▶ [Your objective]:
Lines in the entries below where the word "Вставить" shows up should each be copied.

· · · · ·

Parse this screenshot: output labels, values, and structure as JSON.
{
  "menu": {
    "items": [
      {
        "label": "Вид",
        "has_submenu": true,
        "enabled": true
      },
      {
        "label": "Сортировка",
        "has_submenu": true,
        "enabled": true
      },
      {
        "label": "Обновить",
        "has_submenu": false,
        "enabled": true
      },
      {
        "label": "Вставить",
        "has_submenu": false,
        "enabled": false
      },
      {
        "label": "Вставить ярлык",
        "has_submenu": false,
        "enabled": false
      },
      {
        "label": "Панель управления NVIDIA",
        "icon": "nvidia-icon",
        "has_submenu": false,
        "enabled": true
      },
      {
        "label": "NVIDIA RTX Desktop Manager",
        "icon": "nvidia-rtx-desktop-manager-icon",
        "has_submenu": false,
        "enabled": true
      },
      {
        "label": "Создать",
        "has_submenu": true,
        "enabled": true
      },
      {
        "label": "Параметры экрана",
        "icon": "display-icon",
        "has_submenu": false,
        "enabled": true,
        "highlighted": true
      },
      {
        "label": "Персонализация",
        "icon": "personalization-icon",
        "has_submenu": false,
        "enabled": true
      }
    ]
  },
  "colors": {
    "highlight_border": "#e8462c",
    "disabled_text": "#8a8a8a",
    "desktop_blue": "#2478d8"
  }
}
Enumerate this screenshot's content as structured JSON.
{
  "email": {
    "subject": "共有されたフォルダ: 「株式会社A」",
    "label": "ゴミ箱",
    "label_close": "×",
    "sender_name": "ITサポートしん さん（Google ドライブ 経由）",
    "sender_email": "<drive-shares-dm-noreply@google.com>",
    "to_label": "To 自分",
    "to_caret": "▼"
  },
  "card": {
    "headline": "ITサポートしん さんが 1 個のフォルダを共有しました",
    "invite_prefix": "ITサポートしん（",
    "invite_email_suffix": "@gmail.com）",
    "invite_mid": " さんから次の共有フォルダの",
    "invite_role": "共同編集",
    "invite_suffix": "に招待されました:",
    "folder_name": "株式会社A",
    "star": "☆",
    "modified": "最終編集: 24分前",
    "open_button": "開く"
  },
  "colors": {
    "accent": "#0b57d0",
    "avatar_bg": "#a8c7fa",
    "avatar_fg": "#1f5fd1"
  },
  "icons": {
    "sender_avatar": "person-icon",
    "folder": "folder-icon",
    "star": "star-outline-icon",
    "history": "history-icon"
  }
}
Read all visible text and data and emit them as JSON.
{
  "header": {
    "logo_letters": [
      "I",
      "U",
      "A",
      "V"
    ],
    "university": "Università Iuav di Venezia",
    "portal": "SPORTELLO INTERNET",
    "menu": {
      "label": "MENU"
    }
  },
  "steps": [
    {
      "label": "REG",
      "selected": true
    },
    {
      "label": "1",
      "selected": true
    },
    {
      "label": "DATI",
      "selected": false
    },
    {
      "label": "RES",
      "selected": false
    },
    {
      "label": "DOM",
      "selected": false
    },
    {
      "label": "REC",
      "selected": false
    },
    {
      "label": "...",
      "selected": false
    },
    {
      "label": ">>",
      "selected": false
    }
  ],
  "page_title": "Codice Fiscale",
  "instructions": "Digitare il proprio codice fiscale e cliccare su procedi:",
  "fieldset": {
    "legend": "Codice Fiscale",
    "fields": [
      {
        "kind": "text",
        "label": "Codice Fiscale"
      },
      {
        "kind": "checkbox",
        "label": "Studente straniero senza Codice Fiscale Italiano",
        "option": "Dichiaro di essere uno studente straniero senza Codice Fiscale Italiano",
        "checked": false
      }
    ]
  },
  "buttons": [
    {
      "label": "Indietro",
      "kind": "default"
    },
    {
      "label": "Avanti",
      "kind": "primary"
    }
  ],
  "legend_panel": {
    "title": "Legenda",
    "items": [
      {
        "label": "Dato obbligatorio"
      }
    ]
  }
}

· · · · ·

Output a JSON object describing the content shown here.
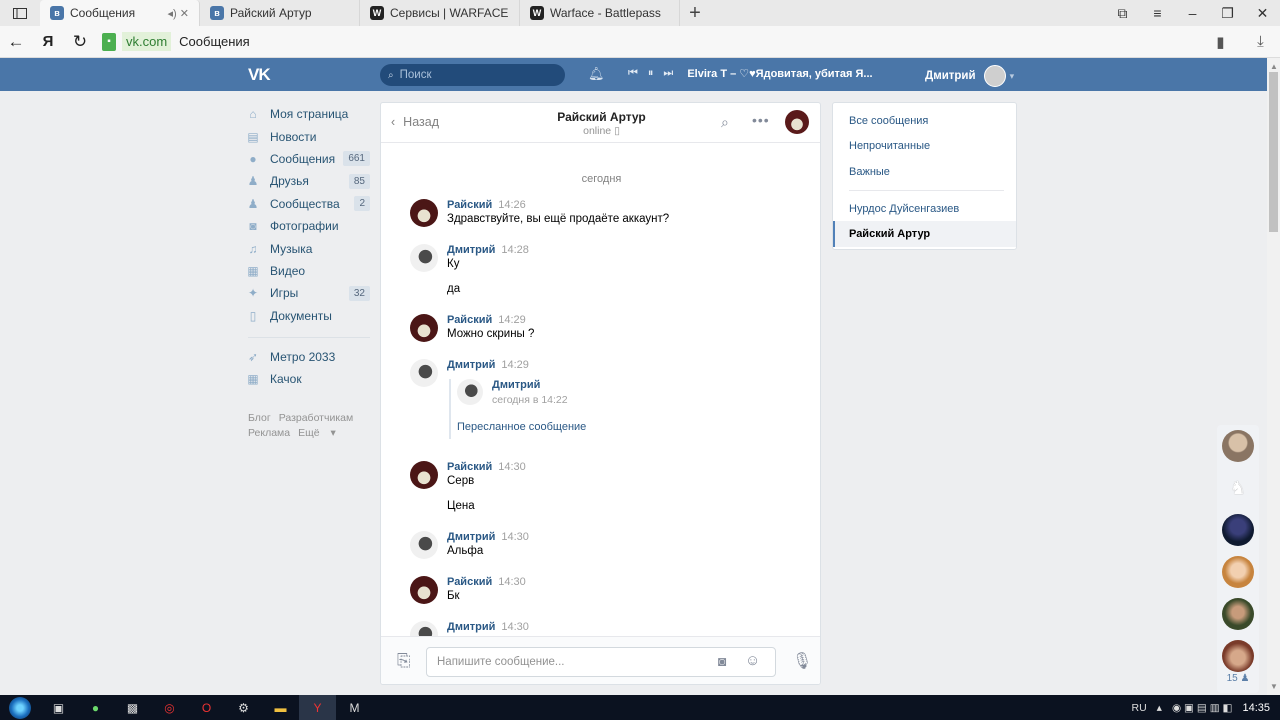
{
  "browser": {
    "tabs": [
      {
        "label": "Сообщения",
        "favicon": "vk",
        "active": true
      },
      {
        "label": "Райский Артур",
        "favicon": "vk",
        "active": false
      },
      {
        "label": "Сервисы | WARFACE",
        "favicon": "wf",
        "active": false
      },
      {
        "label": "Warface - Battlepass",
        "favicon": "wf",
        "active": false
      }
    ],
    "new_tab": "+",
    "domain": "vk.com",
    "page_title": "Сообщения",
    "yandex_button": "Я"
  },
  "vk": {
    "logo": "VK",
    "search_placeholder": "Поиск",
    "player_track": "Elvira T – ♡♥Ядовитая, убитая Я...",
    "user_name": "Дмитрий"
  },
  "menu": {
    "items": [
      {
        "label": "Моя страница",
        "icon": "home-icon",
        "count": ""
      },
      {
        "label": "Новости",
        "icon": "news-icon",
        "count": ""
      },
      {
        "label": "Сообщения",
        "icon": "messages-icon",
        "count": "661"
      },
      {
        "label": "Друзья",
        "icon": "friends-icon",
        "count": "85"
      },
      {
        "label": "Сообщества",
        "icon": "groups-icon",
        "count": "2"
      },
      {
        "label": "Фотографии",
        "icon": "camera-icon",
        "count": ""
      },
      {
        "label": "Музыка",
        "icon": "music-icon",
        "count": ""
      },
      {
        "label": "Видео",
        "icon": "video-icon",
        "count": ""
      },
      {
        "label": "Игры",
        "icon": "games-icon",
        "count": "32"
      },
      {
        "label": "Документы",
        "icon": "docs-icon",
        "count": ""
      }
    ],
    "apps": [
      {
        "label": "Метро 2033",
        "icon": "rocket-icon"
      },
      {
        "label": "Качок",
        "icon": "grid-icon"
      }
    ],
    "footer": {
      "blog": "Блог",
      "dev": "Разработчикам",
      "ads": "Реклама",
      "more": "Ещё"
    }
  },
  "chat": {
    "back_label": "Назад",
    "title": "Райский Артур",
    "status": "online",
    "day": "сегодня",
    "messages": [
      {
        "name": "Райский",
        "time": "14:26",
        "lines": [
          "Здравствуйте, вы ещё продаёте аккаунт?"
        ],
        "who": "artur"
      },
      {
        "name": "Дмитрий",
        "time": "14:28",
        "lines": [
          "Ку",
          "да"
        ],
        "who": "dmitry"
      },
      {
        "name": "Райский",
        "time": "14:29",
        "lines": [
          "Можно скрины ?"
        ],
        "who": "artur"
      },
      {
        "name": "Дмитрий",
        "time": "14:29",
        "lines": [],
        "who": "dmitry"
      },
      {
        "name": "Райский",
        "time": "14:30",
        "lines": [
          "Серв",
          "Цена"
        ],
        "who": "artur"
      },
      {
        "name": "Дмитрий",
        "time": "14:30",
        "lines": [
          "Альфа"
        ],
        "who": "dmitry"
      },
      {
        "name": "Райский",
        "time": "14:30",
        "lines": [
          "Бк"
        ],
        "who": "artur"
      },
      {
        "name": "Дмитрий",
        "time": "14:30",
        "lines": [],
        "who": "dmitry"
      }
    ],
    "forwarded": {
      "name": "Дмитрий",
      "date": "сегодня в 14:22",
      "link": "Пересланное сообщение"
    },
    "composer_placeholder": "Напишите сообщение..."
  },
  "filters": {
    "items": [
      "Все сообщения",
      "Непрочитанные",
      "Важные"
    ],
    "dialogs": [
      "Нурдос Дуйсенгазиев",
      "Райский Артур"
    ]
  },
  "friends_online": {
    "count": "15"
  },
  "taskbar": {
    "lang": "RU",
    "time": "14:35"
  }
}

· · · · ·

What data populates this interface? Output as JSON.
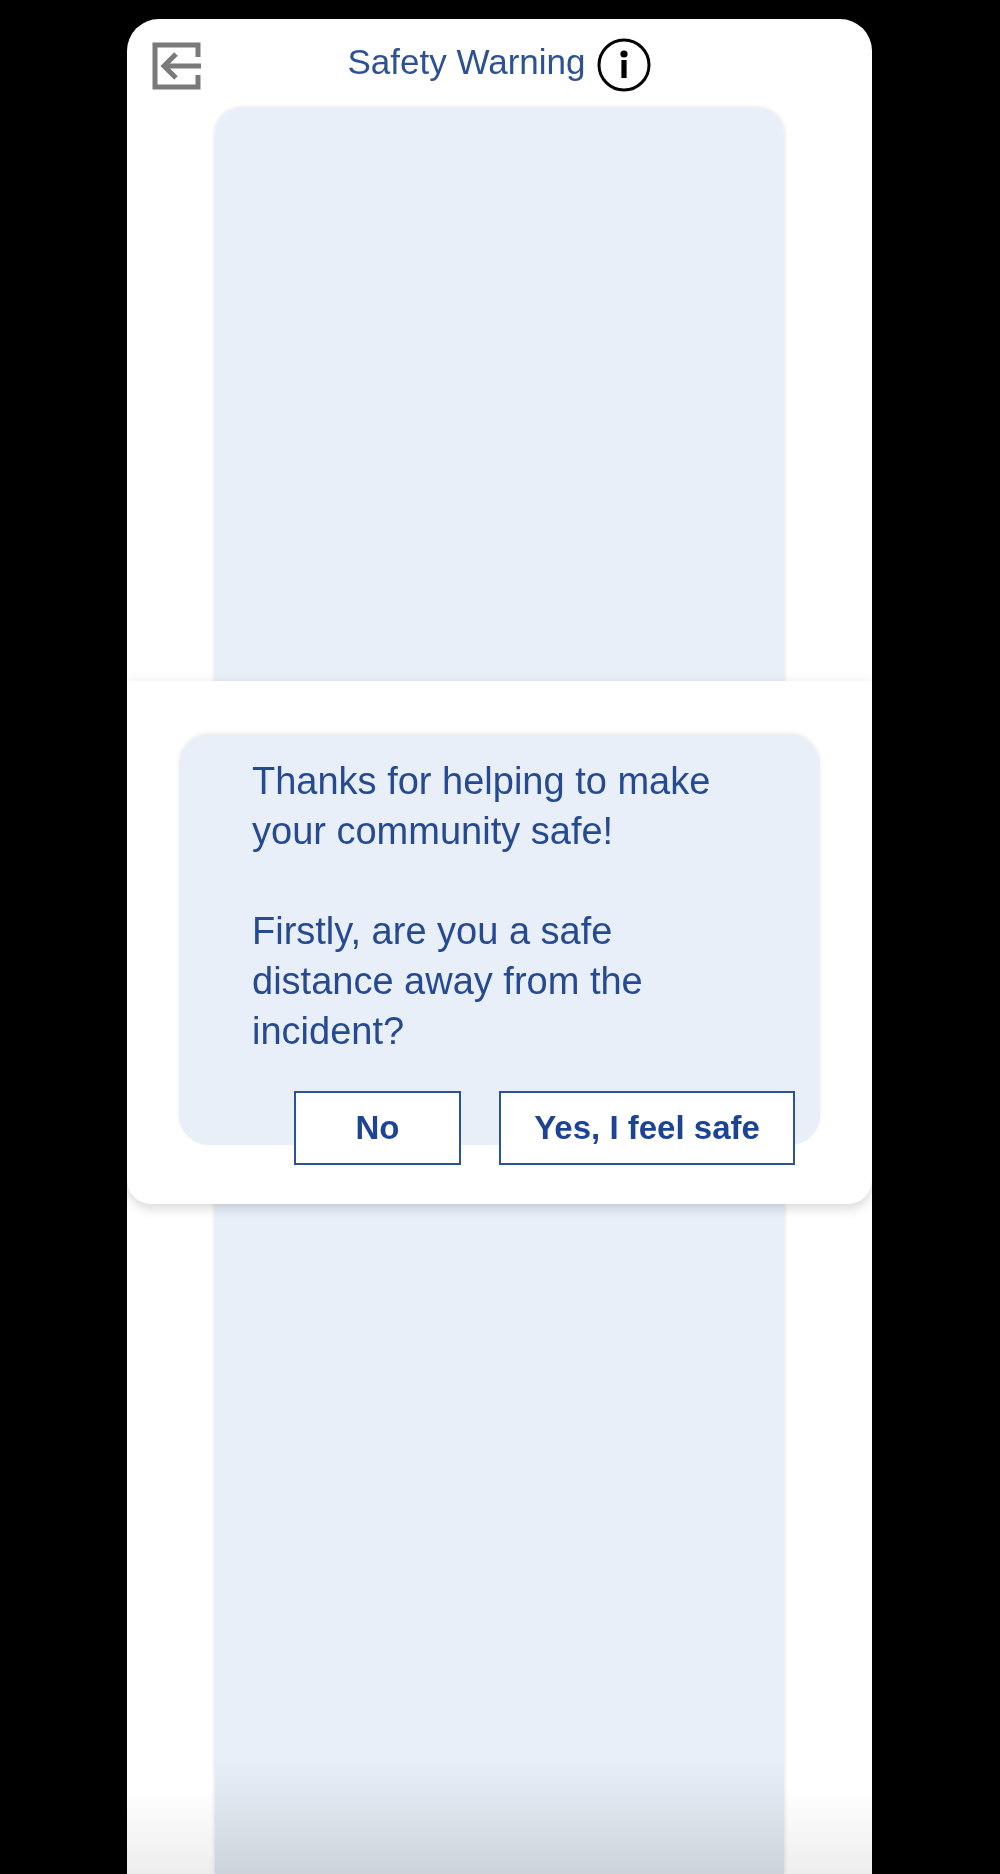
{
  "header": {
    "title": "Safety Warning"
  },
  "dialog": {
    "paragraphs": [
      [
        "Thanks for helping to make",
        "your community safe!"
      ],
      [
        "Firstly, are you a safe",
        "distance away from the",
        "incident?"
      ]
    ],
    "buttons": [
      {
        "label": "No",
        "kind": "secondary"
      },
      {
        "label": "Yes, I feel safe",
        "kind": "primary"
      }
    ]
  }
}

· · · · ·

▶ [Result of this task]:
        "label": "Вставить",
        "label": "Вставить ярлык",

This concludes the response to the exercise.